Installing a Diesel Priming System on Your Boat
Story and photography by Capt. Vincent Daniello
Once you’ve got a unit installed, here’s how it works. With the pump running, crack the bleed screw in the top of the Separ fuel
filter as shown until air-free fuel flows. Dahl filter housings are similar. Racor filters don’t have a bleed screw, so leave the top of the filter cracked and bump the switch until fuel seeps out.
Purists may point out that these brands of primary fuel filters work best under suction—not under pressure. This is true for large-volume fuel-transfer or polishing systems, but the small bit of fuel pushed through while priming gets cleaned just fine. Still, if you opt to install it downstream of the primary filter instead of upstream, Reverso’s system works well drawing fuel and air through the primary as long as return fuel flow is adequate. Simply seal the filter top and/or bleed screw and run the pump. You’ll see fuel mixed with air, and eventually clean fuel, moving through the clear filter bowl.
Once the primary filter is primed, “The pump pushes fuel and air all the way through the system and back to the tank,” says Carlos Frias, senior mechanic at New England Boatworks in Portsmouth, Rhode Island (www.neboatworks.com). “If the engine has a hand pump, give it a few strokes. If you feel resistance you know it’s primed.” But there is one caveat, Frias says: Most diesels incorporate a pressure valve just before fuel returns to the tank. If the pump doesn’t build the requisite pressure, the engine won’t prime itself. Reverso’s system comes preset at either 15 or 22 psi.
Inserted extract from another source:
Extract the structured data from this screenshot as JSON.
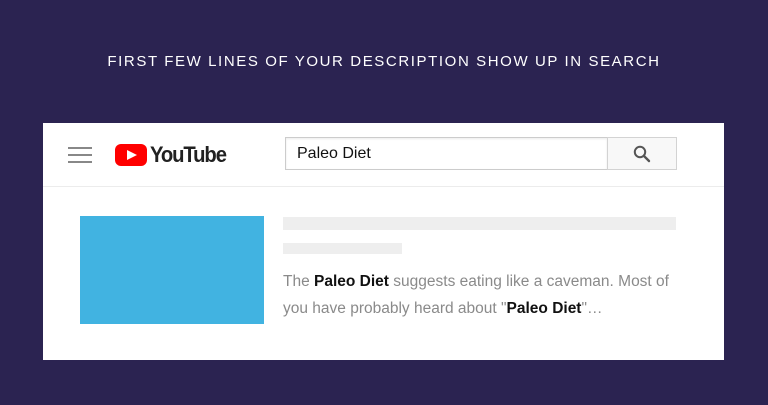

Check with your mechanic or Reverso to get the right pump, and order either left-to-right fuel flow or vice-versa, to facilitate mounting within your specific fuel line route.